(Task instructions) Scan the data below and report how many lines include the word "Null". Nothing else is wanted.

##### Given data

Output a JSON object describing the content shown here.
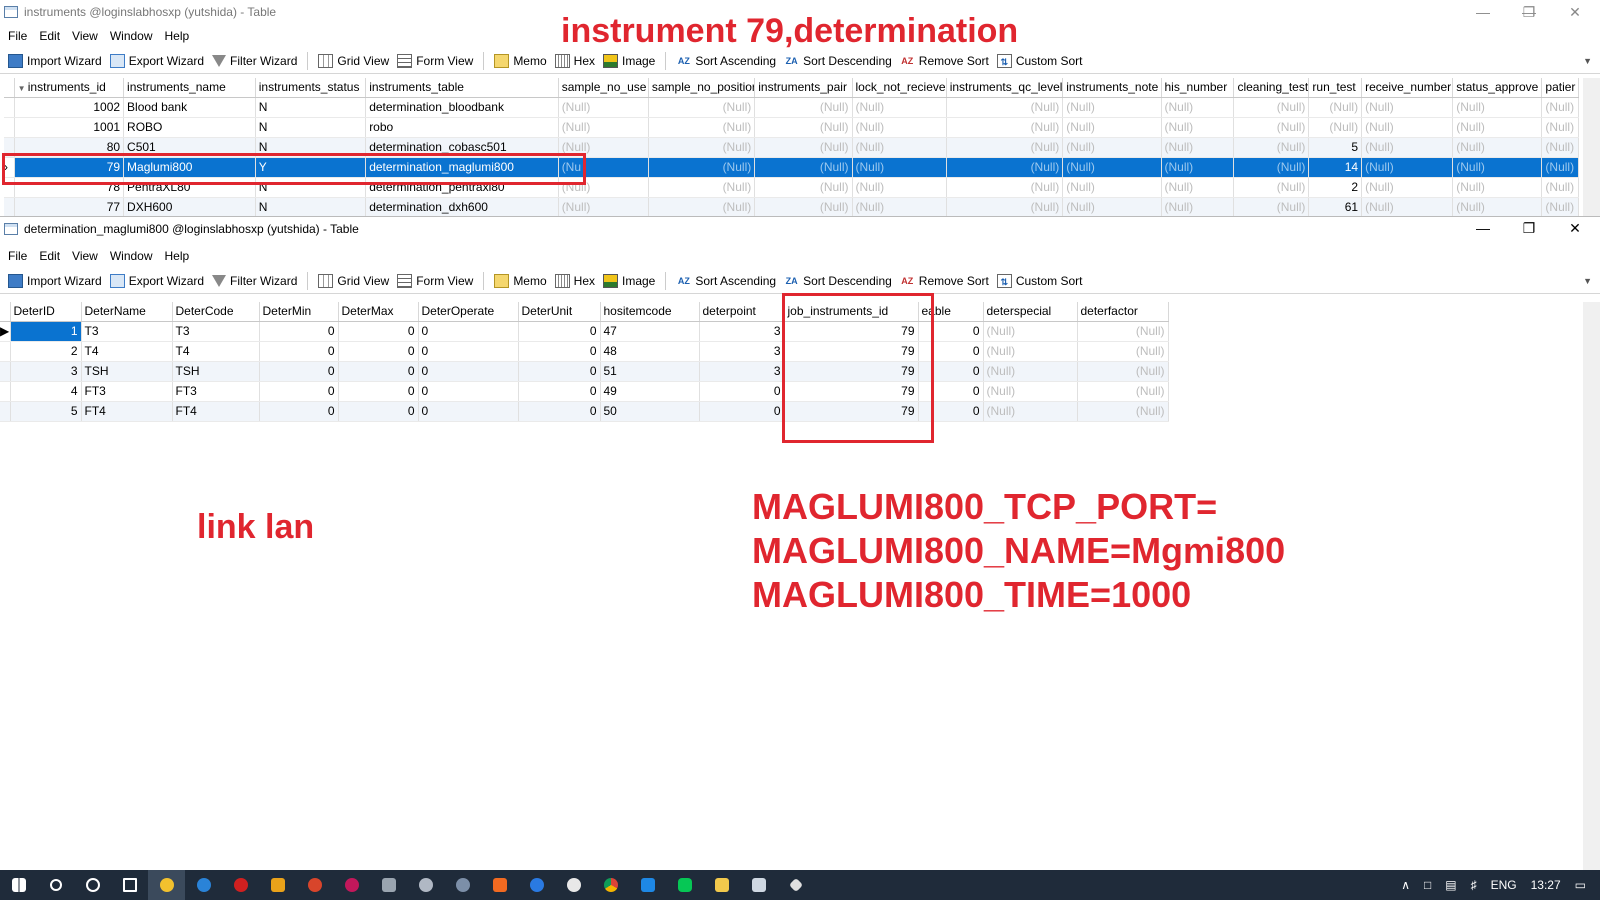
{
  "win1": {
    "title": "instruments @loginslabhosxp (yutshida) - Table",
    "menu": [
      "File",
      "Edit",
      "View",
      "Window",
      "Help"
    ],
    "toolbar": {
      "import": "Import Wizard",
      "export": "Export Wizard",
      "filter": "Filter Wizard",
      "grid": "Grid View",
      "form": "Form View",
      "memo": "Memo",
      "hex": "Hex",
      "image": "Image",
      "sort_asc": "Sort Ascending",
      "sort_desc": "Sort Descending",
      "remove_sort": "Remove Sort",
      "custom_sort": "Custom Sort"
    },
    "columns": [
      "instruments_id",
      "instruments_name",
      "instruments_status",
      "instruments_table",
      "sample_no_use",
      "sample_no_positior",
      "instruments_pair",
      "lock_not_recieve",
      "instruments_qc_level",
      "instruments_note",
      "his_number",
      "cleaning_test",
      "run_test",
      "receive_number",
      "status_approve",
      "patier"
    ],
    "rows": [
      {
        "id": "1002",
        "name": "Blood bank",
        "status": "N",
        "table": "determination_bloodbank",
        "run": ""
      },
      {
        "id": "1001",
        "name": "ROBO",
        "status": "N",
        "table": "robo",
        "run": "(Null)"
      },
      {
        "id": "80",
        "name": "C501",
        "status": "N",
        "table": "determination_cobasc501",
        "run": "5"
      },
      {
        "id": "79",
        "name": "Maglumi800",
        "status": "Y",
        "table": "determination_maglumi800",
        "run": "14"
      },
      {
        "id": "78",
        "name": "PentraXL80",
        "status": "N",
        "table": "determination_pentraxl80",
        "run": "2"
      },
      {
        "id": "77",
        "name": "DXH600",
        "status": "N",
        "table": "determination_dxh600",
        "run": "61"
      }
    ],
    "null_text": "(Null)",
    "sel_partial": "(Nu"
  },
  "win2": {
    "title": "determination_maglumi800 @loginslabhosxp (yutshida) - Table",
    "menu": [
      "File",
      "Edit",
      "View",
      "Window",
      "Help"
    ],
    "toolbar": {
      "import": "Import Wizard",
      "export": "Export Wizard",
      "filter": "Filter Wizard",
      "grid": "Grid View",
      "form": "Form View",
      "memo": "Memo",
      "hex": "Hex",
      "image": "Image",
      "sort_asc": "Sort Ascending",
      "sort_desc": "Sort Descending",
      "remove_sort": "Remove Sort",
      "custom_sort": "Custom Sort"
    },
    "columns": [
      "DeterID",
      "DeterName",
      "DeterCode",
      "DeterMin",
      "DeterMax",
      "DeterOperate",
      "DeterUnit",
      "hositemcode",
      "deterpoint",
      "job_instruments_id",
      "eable",
      "deterspecial",
      "deterfactor"
    ],
    "rows": [
      {
        "id": "1",
        "name": "T3",
        "code": "T3",
        "min": "0",
        "max": "0",
        "op": "0",
        "unit": "0",
        "hos": "47",
        "point": "3",
        "job": "79",
        "enable": "0"
      },
      {
        "id": "2",
        "name": "T4",
        "code": "T4",
        "min": "0",
        "max": "0",
        "op": "0",
        "unit": "0",
        "hos": "48",
        "point": "3",
        "job": "79",
        "enable": "0"
      },
      {
        "id": "3",
        "name": "TSH",
        "code": "TSH",
        "min": "0",
        "max": "0",
        "op": "0",
        "unit": "0",
        "hos": "51",
        "point": "3",
        "job": "79",
        "enable": "0"
      },
      {
        "id": "4",
        "name": "FT3",
        "code": "FT3",
        "min": "0",
        "max": "0",
        "op": "0",
        "unit": "0",
        "hos": "49",
        "point": "0",
        "job": "79",
        "enable": "0"
      },
      {
        "id": "5",
        "name": "FT4",
        "code": "FT4",
        "min": "0",
        "max": "0",
        "op": "0",
        "unit": "0",
        "hos": "50",
        "point": "0",
        "job": "79",
        "enable": "0"
      }
    ],
    "null_text": "(Null)"
  },
  "annotations": {
    "heading": "instrument 79,determination",
    "link": "link lan",
    "config1": "MAGLUMI800_TCP_PORT=",
    "config2": "MAGLUMI800_NAME=Mgmi800",
    "config3": "MAGLUMI800_TIME=1000"
  },
  "taskbar": {
    "lang": "ENG",
    "time": "13:27"
  },
  "colors": {
    "annotation": "#e0262f",
    "selection": "#0a73d0",
    "taskbar": "#1f2b3a"
  }
}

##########

(Your solution) 3